It was the most elegant piece of furniture I’d ever seen dumped at a bus stop. How exciting! 

“Hang on a second, I just need to look at this awesome chair,” I explained to my companion inside the bus. It was midnight. You can do stuff like that during the witching hour, when things that don’t make sense suddenly do. 

I skipped out of my nigh-empty vehicle. Just my friend and an oblivious smartphone-gazing youngster back there, who never even noticed me leave. His loss. “Look at this amazing chair,” I practically squealed to the homeless woman sitting nearby on the regular bus shelter bench. I forget her reply, which was a cautious affirmative. She’s always like that, a sweetheart sleeper who talks like your sarcastic but loving aunt. 

My thought was, who would pass up the incredible opportunity to sit in this thing?

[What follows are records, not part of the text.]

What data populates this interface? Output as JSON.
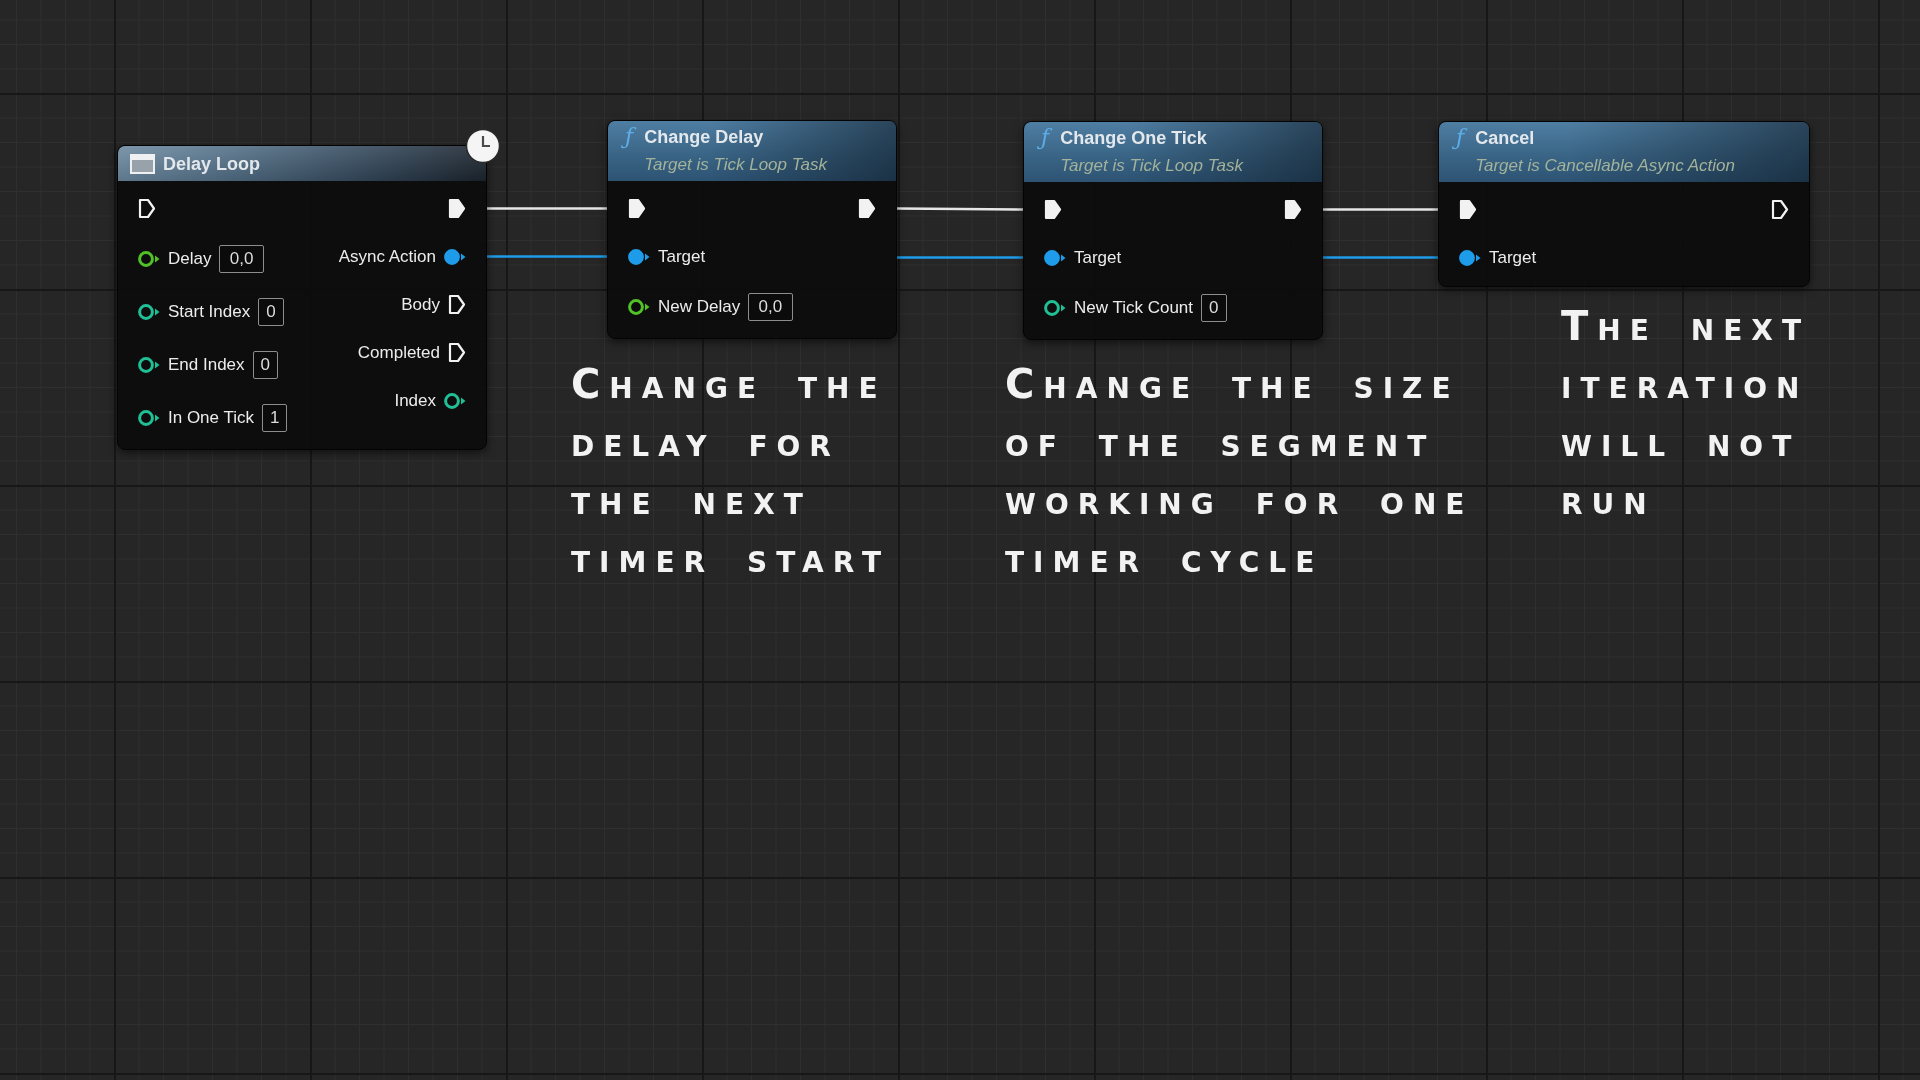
{
  "nodes": [
    {
      "kind": "macro",
      "title": "Delay Loop",
      "latent": true,
      "inputs": [
        {
          "kind": "exec",
          "connected": false
        },
        {
          "kind": "float",
          "label": "Delay",
          "value": "0,0",
          "connected": false
        },
        {
          "kind": "int",
          "label": "Start Index",
          "value": "0",
          "connected": false
        },
        {
          "kind": "int",
          "label": "End Index",
          "value": "0",
          "connected": false
        },
        {
          "kind": "int",
          "label": "In One Tick",
          "value": "1",
          "connected": false
        }
      ],
      "outputs": [
        {
          "kind": "exec",
          "connected": true
        },
        {
          "kind": "object",
          "label": "Async Action",
          "connected": true
        },
        {
          "kind": "exec",
          "label": "Body",
          "connected": false
        },
        {
          "kind": "exec",
          "label": "Completed",
          "connected": false
        },
        {
          "kind": "int",
          "label": "Index",
          "connected": false
        }
      ]
    },
    {
      "kind": "function",
      "icon": "ƒ",
      "title": "Change Delay",
      "subtitle": "Target is Tick Loop Task",
      "latent": false,
      "inputs": [
        {
          "kind": "exec",
          "connected": true
        },
        {
          "kind": "object",
          "label": "Target",
          "connected": true
        },
        {
          "kind": "float",
          "label": "New Delay",
          "value": "0,0",
          "connected": false
        }
      ],
      "outputs": [
        {
          "kind": "exec",
          "connected": true
        }
      ]
    },
    {
      "kind": "function",
      "icon": "ƒ",
      "title": "Change One Tick",
      "subtitle": "Target is Tick Loop Task",
      "latent": false,
      "inputs": [
        {
          "kind": "exec",
          "connected": true
        },
        {
          "kind": "object",
          "label": "Target",
          "connected": true
        },
        {
          "kind": "int",
          "label": "New Tick Count",
          "value": "0",
          "connected": false
        }
      ],
      "outputs": [
        {
          "kind": "exec",
          "connected": true
        }
      ]
    },
    {
      "kind": "function",
      "icon": "ƒ",
      "title": "Cancel",
      "subtitle": "Target is Cancellable Async Action",
      "latent": false,
      "inputs": [
        {
          "kind": "exec",
          "connected": true
        },
        {
          "kind": "object",
          "label": "Target",
          "connected": true
        }
      ],
      "outputs": [
        {
          "kind": "exec",
          "connected": false
        }
      ]
    }
  ],
  "captions": [
    "Change the delay for the next timer start",
    "Change the size of the segment working for one timer cycle",
    "The next iteration will not run"
  ]
}
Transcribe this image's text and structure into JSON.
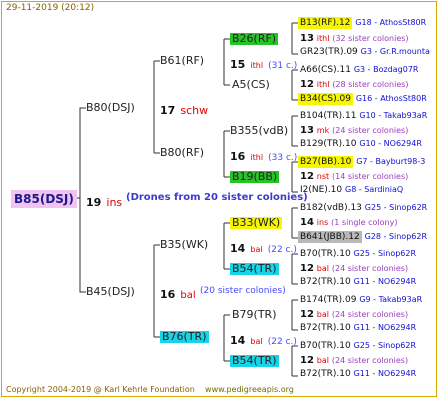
{
  "header": {
    "date": "29-11-2019 (20:12)"
  },
  "footer": {
    "copyright": "Copyright 2004-2019 @ Karl Kehrle Foundation",
    "site": "www.pedigreeapis.org"
  },
  "root": {
    "name": "B85(DSJ)",
    "gen_num": "19",
    "gen_abbr": "ins",
    "note": "(Drones from 20 sister colonies)"
  },
  "gen1": [
    {
      "name": "B80(DSJ)",
      "gen_num": "17",
      "gen_abbr": "schw"
    },
    {
      "name": "B45(DSJ)",
      "gen_num": "16",
      "gen_abbr": "bal",
      "note": "(20 sister colonies)"
    }
  ],
  "gen2": [
    {
      "name": "B61(RF)",
      "gen_num": "15",
      "gen_abbr": "ithl",
      "note": "(31 c.)"
    },
    {
      "name": "B80(RF)",
      "gen_num": "16",
      "gen_abbr": "ithl",
      "note": "(33 c.)"
    },
    {
      "name": "B35(WK)",
      "gen_num": "14",
      "gen_abbr": "bal",
      "note": "(22 c.)"
    },
    {
      "name": "B76(TR)",
      "gen_num": "14",
      "gen_abbr": "bal",
      "note": "(22 c.)"
    }
  ],
  "gen3": [
    {
      "name": "B26(RF)"
    },
    {
      "name": "A5(CS)"
    },
    {
      "name": "B355(vdB)"
    },
    {
      "name": "B19(BB)"
    },
    {
      "name": "B33(WK)"
    },
    {
      "name": "B54(TR)"
    },
    {
      "name": "B79(TR)"
    },
    {
      "name": "B54(TR)"
    }
  ],
  "rows": [
    {
      "text": "B13(RF).12",
      "code": "G18 - AthosSt80R"
    },
    {
      "num": "13",
      "abbr": "ithl",
      "note": "(32 sister colonies)"
    },
    {
      "text": "GR23(TR).09",
      "code": "G3 - Gr.R.mounta"
    },
    {
      "text": "A66(CS).11",
      "code": "G3 - Bozdag07R"
    },
    {
      "num": "12",
      "abbr": "ithl",
      "note": "(28 sister colonies)"
    },
    {
      "text": "B34(CS).09",
      "code": "G16 - AthosSt80R"
    },
    {
      "text": "B104(TR).11",
      "code": "G10 - Takab93aR"
    },
    {
      "num": "13",
      "abbr": "mk",
      "note": "(24 sister colonies)"
    },
    {
      "text": "B129(TR).10",
      "code": "G10 - NO6294R"
    },
    {
      "text": "B27(BB).10",
      "code": "G7 - Bayburt98-3"
    },
    {
      "num": "12",
      "abbr": "nst",
      "note": "(14 sister colonies)"
    },
    {
      "text": "I2(NE).10",
      "code": "G8 - SardiniaQ"
    },
    {
      "text": "B182(vdB).13",
      "code": "G25 - Sinop62R"
    },
    {
      "num": "14",
      "abbr": "ins",
      "note": "(1 single colony)"
    },
    {
      "text": "B641(JBB).12",
      "code": "G28 - Sinop62R"
    },
    {
      "text": "B70(TR).10",
      "code": "G25 - Sinop62R"
    },
    {
      "num": "12",
      "abbr": "bal",
      "note": "(24 sister colonies)"
    },
    {
      "text": "B72(TR).10",
      "code": "G11 - NO6294R"
    },
    {
      "text": "B174(TR).09",
      "code": "G9 - Takab93aR"
    },
    {
      "num": "12",
      "abbr": "bal",
      "note": "(24 sister colonies)"
    },
    {
      "text": "B72(TR).10",
      "code": "G11 - NO6294R"
    },
    {
      "text": "B70(TR).10",
      "code": "G25 - Sinop62R"
    },
    {
      "num": "12",
      "abbr": "bal",
      "note": "(24 sister colonies)"
    },
    {
      "text": "B72(TR).10",
      "code": "G11 - NO6294R"
    }
  ],
  "colors": {
    "green": "#27c427",
    "yellow": "#f6f600",
    "cyan": "#17d4e8",
    "gray": "#b8b8b8",
    "pink": "#f1c3f1"
  }
}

Would you sit on the regular bus bench if this beaut was right next to you? Or maybe do something silly like drive the bus right past without smelling the roses, as it were?

I plopped down on the plush black leather and loved everything about it, giggling at the absurd angle of the recline–clearly some rear supports were missing, making things all the better. When it comes to comic value, shifting any chair to a forty degree backwards tilt is a major improvement. We were looking at the world’s first mid-century modern La-Z-Boy.

The woman explained that it’d been there all day. “That’s fantastic,” I decreed. “This is definitely the best bus stop in Seattle right now. Look at this thing!” I exclaimed to another passenger who was walking up, a young woman who rarely speaks but always smiles. She grinned, chuckling at my enthusiasm. “Here,” I said. “I’m gonna angle it so that they can see the bus coming more easily…”

Yes, it could’ve been wet. It could’ve smelled. It might’ve had chemicals or paraphernalia or stains or razor blades or animals… But it didn’t. Sometimes what-ifs and paranoia are important, worthwhile. 

And sometimes they’re for the birds. 

You’ve gotta go with your gut. Your intuition is the amalgamation of all of your life experiences, and it always knows more than your conscious mind does at any given moment. You can always reason yourself into doing something, and your emotions can always come up with cause for fear and holding back. Your gut is in between, and it’s quieter and deeper than either. Wiser. Sometimes it knows that getting excited about a broken couch with a couple of chuckling strangers on a dark night will be just fine.

That’s all.

Article Author

Nathan Vass is an artist, filmmaker, photographer, and author by day, and a Metro bus driver by night, where his community-building work has been showcased on TED, NPR, The Seattle Times, KING 5 and landed him a spot on Seattle Magazine’s 2018 list of the 35 Most Influential People in Seattle. He has shown in over forty photography shows is also the director of nine films, six of which have shown at festivals, and one of which premiered at Henry Art Gallery. His book, The Lines That Make Us, is a Seattle bestseller and 2019 WA State Book Awards finalist.